Published online Dec 18, 2015. doi: 10.4254/wjh.v7.i29.2896
Peer-review started: July 22, 2015
First decision: August 25, 2015
Revised: November 7, 2015
Accepted: December 1, 2015
Article in press: December 2, 2015
Published online: December 18, 2015

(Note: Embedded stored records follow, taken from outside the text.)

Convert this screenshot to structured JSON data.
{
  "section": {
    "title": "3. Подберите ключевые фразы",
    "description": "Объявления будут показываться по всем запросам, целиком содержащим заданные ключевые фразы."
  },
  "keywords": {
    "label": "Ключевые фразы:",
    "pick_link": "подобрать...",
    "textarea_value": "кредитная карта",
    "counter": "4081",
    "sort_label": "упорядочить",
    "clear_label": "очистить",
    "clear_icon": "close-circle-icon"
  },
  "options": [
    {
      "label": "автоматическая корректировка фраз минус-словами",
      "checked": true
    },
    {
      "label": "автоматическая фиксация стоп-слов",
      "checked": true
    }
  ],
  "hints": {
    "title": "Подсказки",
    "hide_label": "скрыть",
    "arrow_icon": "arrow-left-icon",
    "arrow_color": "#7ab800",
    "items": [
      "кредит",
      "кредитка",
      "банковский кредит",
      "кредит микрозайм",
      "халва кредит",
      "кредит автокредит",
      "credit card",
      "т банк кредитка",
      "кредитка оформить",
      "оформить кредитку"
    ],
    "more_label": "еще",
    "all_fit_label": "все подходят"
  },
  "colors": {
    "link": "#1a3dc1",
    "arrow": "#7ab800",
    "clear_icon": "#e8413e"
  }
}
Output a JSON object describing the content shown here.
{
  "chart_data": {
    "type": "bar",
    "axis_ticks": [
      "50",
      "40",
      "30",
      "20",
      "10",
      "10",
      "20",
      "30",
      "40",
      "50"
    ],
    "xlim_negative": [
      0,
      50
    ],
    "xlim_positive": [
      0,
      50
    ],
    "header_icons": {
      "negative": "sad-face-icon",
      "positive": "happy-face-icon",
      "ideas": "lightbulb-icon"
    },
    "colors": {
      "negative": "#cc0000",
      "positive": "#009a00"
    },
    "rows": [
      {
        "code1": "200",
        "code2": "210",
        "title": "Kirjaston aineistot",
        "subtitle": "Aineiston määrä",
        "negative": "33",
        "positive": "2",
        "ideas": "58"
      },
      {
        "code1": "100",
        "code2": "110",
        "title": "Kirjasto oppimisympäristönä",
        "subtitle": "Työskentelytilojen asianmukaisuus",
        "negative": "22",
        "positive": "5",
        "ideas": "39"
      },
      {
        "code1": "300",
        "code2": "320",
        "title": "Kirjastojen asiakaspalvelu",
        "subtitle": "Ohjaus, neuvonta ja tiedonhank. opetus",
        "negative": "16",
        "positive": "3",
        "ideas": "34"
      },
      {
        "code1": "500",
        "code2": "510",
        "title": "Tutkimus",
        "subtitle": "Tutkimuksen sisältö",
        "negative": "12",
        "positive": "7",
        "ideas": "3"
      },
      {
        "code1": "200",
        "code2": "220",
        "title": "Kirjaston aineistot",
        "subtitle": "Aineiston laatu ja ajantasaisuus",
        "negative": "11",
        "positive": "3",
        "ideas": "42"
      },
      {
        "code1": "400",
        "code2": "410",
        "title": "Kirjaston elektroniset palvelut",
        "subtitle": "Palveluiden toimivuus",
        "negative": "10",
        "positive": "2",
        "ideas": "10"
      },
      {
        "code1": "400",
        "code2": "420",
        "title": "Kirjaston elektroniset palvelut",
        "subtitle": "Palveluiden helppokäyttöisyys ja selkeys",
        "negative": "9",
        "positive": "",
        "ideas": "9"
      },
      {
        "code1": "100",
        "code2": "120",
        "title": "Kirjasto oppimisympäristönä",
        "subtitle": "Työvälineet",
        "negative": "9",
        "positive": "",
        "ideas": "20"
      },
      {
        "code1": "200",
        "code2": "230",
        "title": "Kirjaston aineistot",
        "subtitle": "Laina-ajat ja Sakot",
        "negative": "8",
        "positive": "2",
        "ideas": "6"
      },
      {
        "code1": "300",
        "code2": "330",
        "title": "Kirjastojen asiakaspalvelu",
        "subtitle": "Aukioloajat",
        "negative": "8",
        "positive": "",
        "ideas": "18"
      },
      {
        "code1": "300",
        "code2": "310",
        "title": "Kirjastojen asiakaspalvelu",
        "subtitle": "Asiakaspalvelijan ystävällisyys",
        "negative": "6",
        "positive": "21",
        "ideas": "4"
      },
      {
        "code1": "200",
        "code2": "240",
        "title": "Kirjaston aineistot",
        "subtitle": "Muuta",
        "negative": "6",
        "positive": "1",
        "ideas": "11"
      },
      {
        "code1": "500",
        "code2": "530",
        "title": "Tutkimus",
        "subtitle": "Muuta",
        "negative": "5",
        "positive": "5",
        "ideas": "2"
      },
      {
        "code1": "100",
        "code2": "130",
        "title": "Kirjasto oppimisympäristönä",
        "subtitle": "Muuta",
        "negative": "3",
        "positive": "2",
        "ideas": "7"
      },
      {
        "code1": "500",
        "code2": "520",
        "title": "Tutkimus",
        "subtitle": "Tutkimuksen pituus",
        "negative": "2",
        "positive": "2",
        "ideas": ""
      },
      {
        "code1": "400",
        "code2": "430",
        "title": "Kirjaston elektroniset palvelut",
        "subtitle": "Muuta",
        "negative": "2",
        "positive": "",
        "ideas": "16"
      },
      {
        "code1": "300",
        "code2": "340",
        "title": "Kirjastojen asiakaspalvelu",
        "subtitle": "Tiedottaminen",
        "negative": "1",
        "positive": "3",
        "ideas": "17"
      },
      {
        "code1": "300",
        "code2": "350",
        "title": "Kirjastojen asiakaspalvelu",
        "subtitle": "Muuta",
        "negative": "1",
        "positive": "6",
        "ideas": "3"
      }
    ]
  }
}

Liver transplantation (LT) is the most effective treatment modality for end stage liver disease caused by many etiologies including autoimmune processes. That said, the need for transplantation for autoimmune hepatitis (AIH) and primary biliary cirrhosis (PBC), but not for primary sclerosing cholangitis (PSC), has decreased over the years due to the availability of effective medical treatment. Autoimmune liver diseases have superior transplant outcomes than those of other etiologies. While AIH and PBC can recur after LT, recurrence is of limited clinical significance in most, but not all cases. Recurrent PSC, however, often progresses over years to a stage requiring re-transplantation. The exact incidence and the predisposing factors of disease recurrence remain debated. Better understanding of the pathogenesis and the risk factors of recurrent autoimmune liver diseases is required to develop preventive measures. In this review, we discuss the current knowledge of incidence, diagnosis, risk factors, clinical course, and treatment of recurrent autoimmune liver disease (AIH, PBC, PSC) following LT.
Core tip: There is compelling evidence that autoimmune liver disease recur after liver transplantation, with incidence rates ranging from 10% to 50%. Recurrent autoimmune hepatitis and primary biliary cirrhosis do rarely impair patient and graft survival, but may require changing the immunosuppressive regimen, using corticosteroids or adding ursodeoxycholic acid, respectively. In a proportion of patients, recurrent primary sclerosing cholangitis progresses over years to a stage requiring re-transplantation.